(Data records for software interfaces)
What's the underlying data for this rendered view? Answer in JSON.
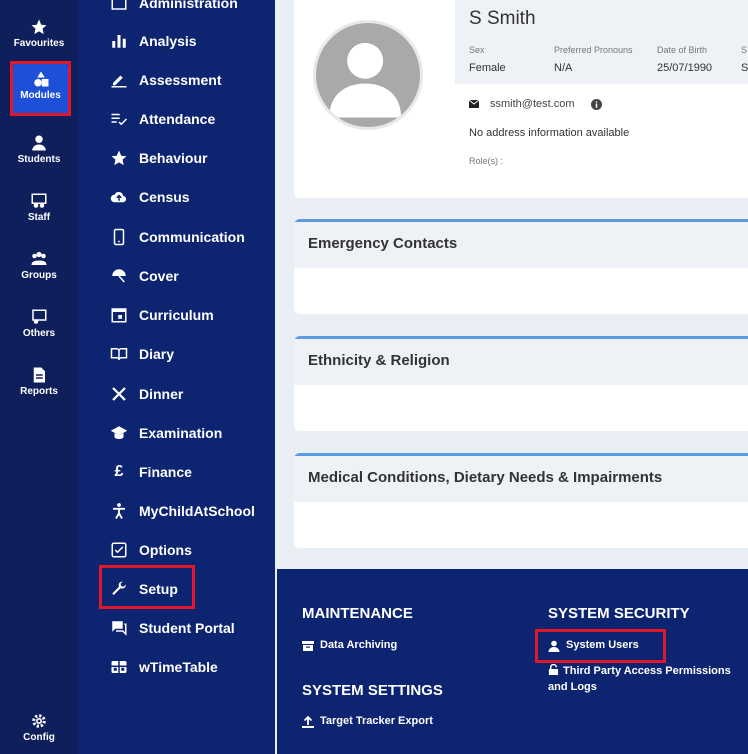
{
  "rail": {
    "items": [
      {
        "label": "Favourites",
        "icon": "star-icon"
      },
      {
        "label": "Modules",
        "icon": "shapes-icon"
      },
      {
        "label": "Students",
        "icon": "person-icon"
      },
      {
        "label": "Staff",
        "icon": "staff-icon"
      },
      {
        "label": "Groups",
        "icon": "group-icon"
      },
      {
        "label": "Others",
        "icon": "others-icon"
      },
      {
        "label": "Reports",
        "icon": "report-icon"
      }
    ],
    "config_label": "Config"
  },
  "menu": {
    "items": [
      {
        "label": "Administration",
        "icon": "briefcase-icon"
      },
      {
        "label": "Analysis",
        "icon": "bar-chart-icon"
      },
      {
        "label": "Assessment",
        "icon": "pen-icon"
      },
      {
        "label": "Attendance",
        "icon": "checklist-icon"
      },
      {
        "label": "Behaviour",
        "icon": "star-icon"
      },
      {
        "label": "Census",
        "icon": "cloud-upload-icon"
      },
      {
        "label": "Communication",
        "icon": "phone-icon"
      },
      {
        "label": "Cover",
        "icon": "umbrella-icon"
      },
      {
        "label": "Curriculum",
        "icon": "calendar-icon"
      },
      {
        "label": "Diary",
        "icon": "book-icon"
      },
      {
        "label": "Dinner",
        "icon": "cutlery-icon"
      },
      {
        "label": "Examination",
        "icon": "graduation-cap-icon"
      },
      {
        "label": "Finance",
        "icon": "pound-icon"
      },
      {
        "label": "MyChildAtSchool",
        "icon": "accessibility-icon"
      },
      {
        "label": "Options",
        "icon": "checkbox-icon"
      },
      {
        "label": "Setup",
        "icon": "wrench-icon"
      },
      {
        "label": "Student Portal",
        "icon": "chat-icon"
      },
      {
        "label": "wTimeTable",
        "icon": "grid-icon"
      }
    ]
  },
  "profile": {
    "name": "S Smith",
    "fields": [
      {
        "label": "Sex",
        "value": "Female"
      },
      {
        "label": "Preferred Pronouns",
        "value": "N/A"
      },
      {
        "label": "Date of Birth",
        "value": "25/07/1990"
      },
      {
        "label": "S",
        "value": "S"
      }
    ],
    "email": "ssmith@test.com",
    "address": "No address information available",
    "roles_label": "Role(s) :"
  },
  "sections": [
    {
      "title": "Emergency Contacts"
    },
    {
      "title": "Ethnicity & Religion"
    },
    {
      "title": "Medical Conditions, Dietary Needs & Impairments"
    }
  ],
  "footer": {
    "maintenance": {
      "title": "MAINTENANCE",
      "links": [
        "Data Archiving"
      ]
    },
    "system_settings": {
      "title": "SYSTEM SETTINGS",
      "links": [
        "Target Tracker Export"
      ]
    },
    "system_security": {
      "title": "SYSTEM SECURITY",
      "links": [
        "System Users",
        "Third Party Access Permissions and Logs"
      ]
    }
  },
  "colors": {
    "highlight": "#e0182b",
    "accent": "#1d4fd8",
    "section_border": "#5b9be0"
  }
}
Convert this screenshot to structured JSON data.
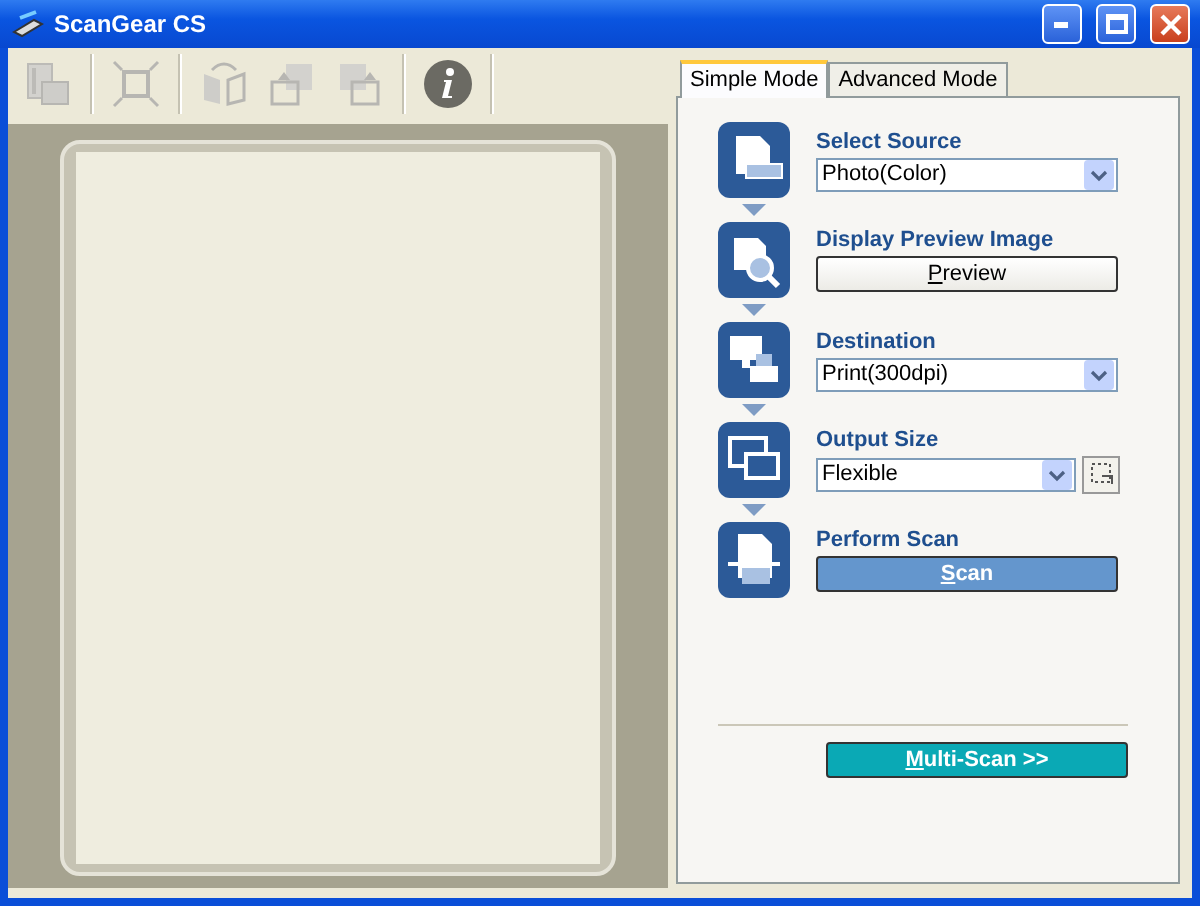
{
  "window": {
    "title": "ScanGear CS"
  },
  "toolbar": [
    {
      "kind": "thumbnails",
      "disabled": true
    },
    {
      "kind": "crop",
      "disabled": true
    },
    {
      "kind": "mirror",
      "disabled": true
    },
    {
      "kind": "rotate-left",
      "disabled": true
    },
    {
      "kind": "rotate-right",
      "disabled": true
    },
    {
      "kind": "info",
      "disabled": false
    }
  ],
  "tabs": [
    {
      "label": "Simple Mode",
      "selected": true
    },
    {
      "label": "Advanced Mode",
      "selected": false
    }
  ],
  "steps": [
    {
      "kind": "source",
      "title": "Select Source",
      "control": {
        "kind": "dropdown",
        "value": "Photo(Color)"
      }
    },
    {
      "kind": "preview",
      "title": "Display Preview Image",
      "control": {
        "kind": "button",
        "label": "Preview",
        "access_key_underlined": true
      }
    },
    {
      "kind": "destination",
      "title": "Destination",
      "control": {
        "kind": "dropdown",
        "value": "Print(300dpi)"
      }
    },
    {
      "kind": "size",
      "title": "Output Size",
      "control": {
        "kind": "dropdown-crop",
        "value": "Flexible"
      }
    },
    {
      "kind": "scan",
      "title": "Perform Scan",
      "control": {
        "kind": "primary-button",
        "label": "Scan",
        "access_key_underlined": true
      }
    }
  ],
  "multi_scan": {
    "label": "Multi-Scan >>",
    "access_key_underlined": true
  }
}
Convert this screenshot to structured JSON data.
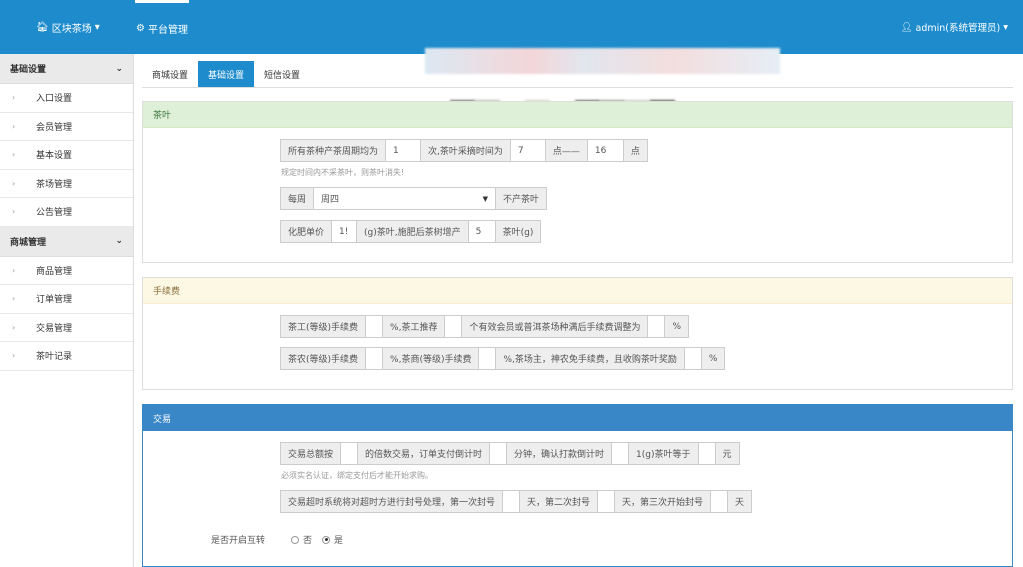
{
  "header": {
    "brand": "区块茶场",
    "platform": "平台管理",
    "user": "admin(系统管理员)",
    "colors": {
      "navbar": "#1e8ccc"
    }
  },
  "sidebar": {
    "groups": [
      {
        "label": "基础设置",
        "items": [
          "入口设置",
          "会员管理",
          "基本设置",
          "茶场管理",
          "公告管理"
        ]
      },
      {
        "label": "商城管理",
        "items": [
          "商品管理",
          "订单管理",
          "交易管理",
          "茶叶记录"
        ]
      }
    ]
  },
  "tabs": [
    "商城设置",
    "基础设置",
    "短信设置"
  ],
  "active_tab": "基础设置",
  "tea": {
    "title": "茶叶",
    "row1": {
      "a": "所有茶种产茶周期均为",
      "v1": "1",
      "b": "次,茶叶采摘时间为",
      "v2": "7",
      "c": "点——",
      "v3": "16",
      "d": "点"
    },
    "hint1": "规定时间内不采茶叶，则茶叶消失!",
    "row2": {
      "a": "每周",
      "select": "周四",
      "b": "不产茶叶"
    },
    "row3": {
      "a": "化肥单价",
      "v1": "1!",
      "b": "(g)茶叶,施肥后茶树增产",
      "v2": "5",
      "c": "茶叶(g)"
    }
  },
  "fee": {
    "title": "手续费",
    "row1": {
      "a": "茶工(等级)手续费",
      "v1": "",
      "b": "%,茶工推荐",
      "v2": "",
      "c": "个有效会员或普洱茶场种满后手续费调整为",
      "v3": "",
      "d": "%"
    },
    "row2": {
      "a": "茶农(等级)手续费",
      "v1": "",
      "b": "%,茶商(等级)手续费",
      "v2": "",
      "c": "%,茶场主，神农免手续费，且收购茶叶奖励",
      "v3": "",
      "d": "%"
    }
  },
  "trade": {
    "title": "交易",
    "row1": {
      "a": "交易总额按",
      "v1": "",
      "b": "的倍数交易，订单支付倒计时",
      "v2": "",
      "c": "分钟，确认打款倒计时",
      "v3": "",
      "d": "1(g)茶叶等于",
      "v4": "",
      "e": "元"
    },
    "hint": "必须实名认证，绑定支付后才能开始求购。",
    "row2": {
      "a": "交易超时系统将对超时方进行封号处理，第一次封号",
      "v1": "",
      "b": "天，第二次封号",
      "v2": "",
      "c": "天，第三次开始封号",
      "v3": "",
      "d": "天"
    },
    "mutual_label": "是否开启互转",
    "opt_no": "否",
    "opt_yes": "是",
    "selected": "是"
  }
}
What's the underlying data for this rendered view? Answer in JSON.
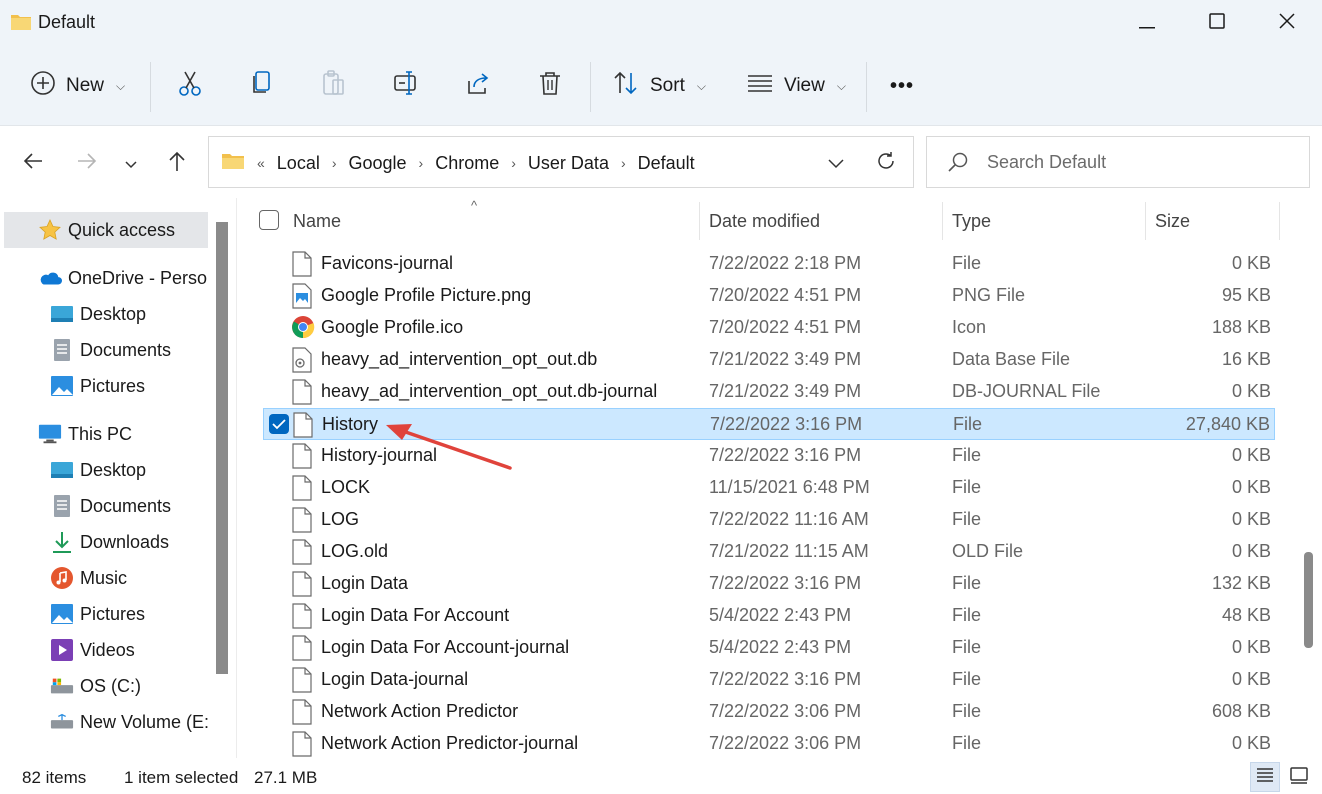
{
  "window": {
    "title": "Default",
    "minimize_icon": "minimize-icon",
    "maximize_icon": "maximize-icon",
    "close_icon": "close-icon"
  },
  "toolbar": {
    "new_label": "New",
    "sort_label": "Sort",
    "view_label": "View",
    "more_label": "•••"
  },
  "address": {
    "overflow": "«",
    "crumbs": [
      "Local",
      "Google",
      "Chrome",
      "User Data",
      "Default"
    ]
  },
  "search": {
    "placeholder": "Search Default"
  },
  "sidebar": {
    "items": [
      {
        "label": "Quick access",
        "icon": "star-icon"
      },
      {
        "label": "OneDrive - Personal",
        "icon": "onedrive-icon"
      },
      {
        "label": "Desktop",
        "icon": "desktop-icon"
      },
      {
        "label": "Documents",
        "icon": "documents-icon"
      },
      {
        "label": "Pictures",
        "icon": "pictures-icon"
      },
      {
        "label": "This PC",
        "icon": "this-pc-icon"
      },
      {
        "label": "Desktop",
        "icon": "desktop-icon"
      },
      {
        "label": "Documents",
        "icon": "documents-icon"
      },
      {
        "label": "Downloads",
        "icon": "downloads-icon"
      },
      {
        "label": "Music",
        "icon": "music-icon"
      },
      {
        "label": "Pictures",
        "icon": "pictures-icon"
      },
      {
        "label": "Videos",
        "icon": "videos-icon"
      },
      {
        "label": "OS (C:)",
        "icon": "drive-icon"
      },
      {
        "label": "New Volume (E:)",
        "icon": "network-drive-icon"
      }
    ]
  },
  "columns": {
    "name": "Name",
    "date": "Date modified",
    "type": "Type",
    "size": "Size"
  },
  "files": [
    {
      "name": "Favicons-journal",
      "date": "7/22/2022 2:18 PM",
      "type": "File",
      "size": "0 KB",
      "icon": "file-icon"
    },
    {
      "name": "Google Profile Picture.png",
      "date": "7/20/2022 4:51 PM",
      "type": "PNG File",
      "size": "95 KB",
      "icon": "image-file-icon"
    },
    {
      "name": "Google Profile.ico",
      "date": "7/20/2022 4:51 PM",
      "type": "Icon",
      "size": "188 KB",
      "icon": "chrome-icon"
    },
    {
      "name": "heavy_ad_intervention_opt_out.db",
      "date": "7/21/2022 3:49 PM",
      "type": "Data Base File",
      "size": "16 KB",
      "icon": "db-file-icon"
    },
    {
      "name": "heavy_ad_intervention_opt_out.db-journal",
      "date": "7/21/2022 3:49 PM",
      "type": "DB-JOURNAL File",
      "size": "0 KB",
      "icon": "file-icon"
    },
    {
      "name": "History",
      "date": "7/22/2022 3:16 PM",
      "type": "File",
      "size": "27,840 KB",
      "icon": "file-icon",
      "selected": true
    },
    {
      "name": "History-journal",
      "date": "7/22/2022 3:16 PM",
      "type": "File",
      "size": "0 KB",
      "icon": "file-icon"
    },
    {
      "name": "LOCK",
      "date": "11/15/2021 6:48 PM",
      "type": "File",
      "size": "0 KB",
      "icon": "file-icon"
    },
    {
      "name": "LOG",
      "date": "7/22/2022 11:16 AM",
      "type": "File",
      "size": "0 KB",
      "icon": "file-icon"
    },
    {
      "name": "LOG.old",
      "date": "7/21/2022 11:15 AM",
      "type": "OLD File",
      "size": "0 KB",
      "icon": "file-icon"
    },
    {
      "name": "Login Data",
      "date": "7/22/2022 3:16 PM",
      "type": "File",
      "size": "132 KB",
      "icon": "file-icon"
    },
    {
      "name": "Login Data For Account",
      "date": "5/4/2022 2:43 PM",
      "type": "File",
      "size": "48 KB",
      "icon": "file-icon"
    },
    {
      "name": "Login Data For Account-journal",
      "date": "5/4/2022 2:43 PM",
      "type": "File",
      "size": "0 KB",
      "icon": "file-icon"
    },
    {
      "name": "Login Data-journal",
      "date": "7/22/2022 3:16 PM",
      "type": "File",
      "size": "0 KB",
      "icon": "file-icon"
    },
    {
      "name": "Network Action Predictor",
      "date": "7/22/2022 3:06 PM",
      "type": "File",
      "size": "608 KB",
      "icon": "file-icon"
    },
    {
      "name": "Network Action Predictor-journal",
      "date": "7/22/2022 3:06 PM",
      "type": "File",
      "size": "0 KB",
      "icon": "file-icon"
    }
  ],
  "status": {
    "item_count": "82 items",
    "selection": "1 item selected",
    "selection_size": "27.1 MB"
  },
  "colors": {
    "accent": "#0067c0",
    "selection_bg": "#cce8ff",
    "annotation_arrow": "#e0433b",
    "folder": "#f2c04c"
  }
}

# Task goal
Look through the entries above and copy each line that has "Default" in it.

# Response area
    "title": "Default",
      "Default"
    "placeholder": "Search Default"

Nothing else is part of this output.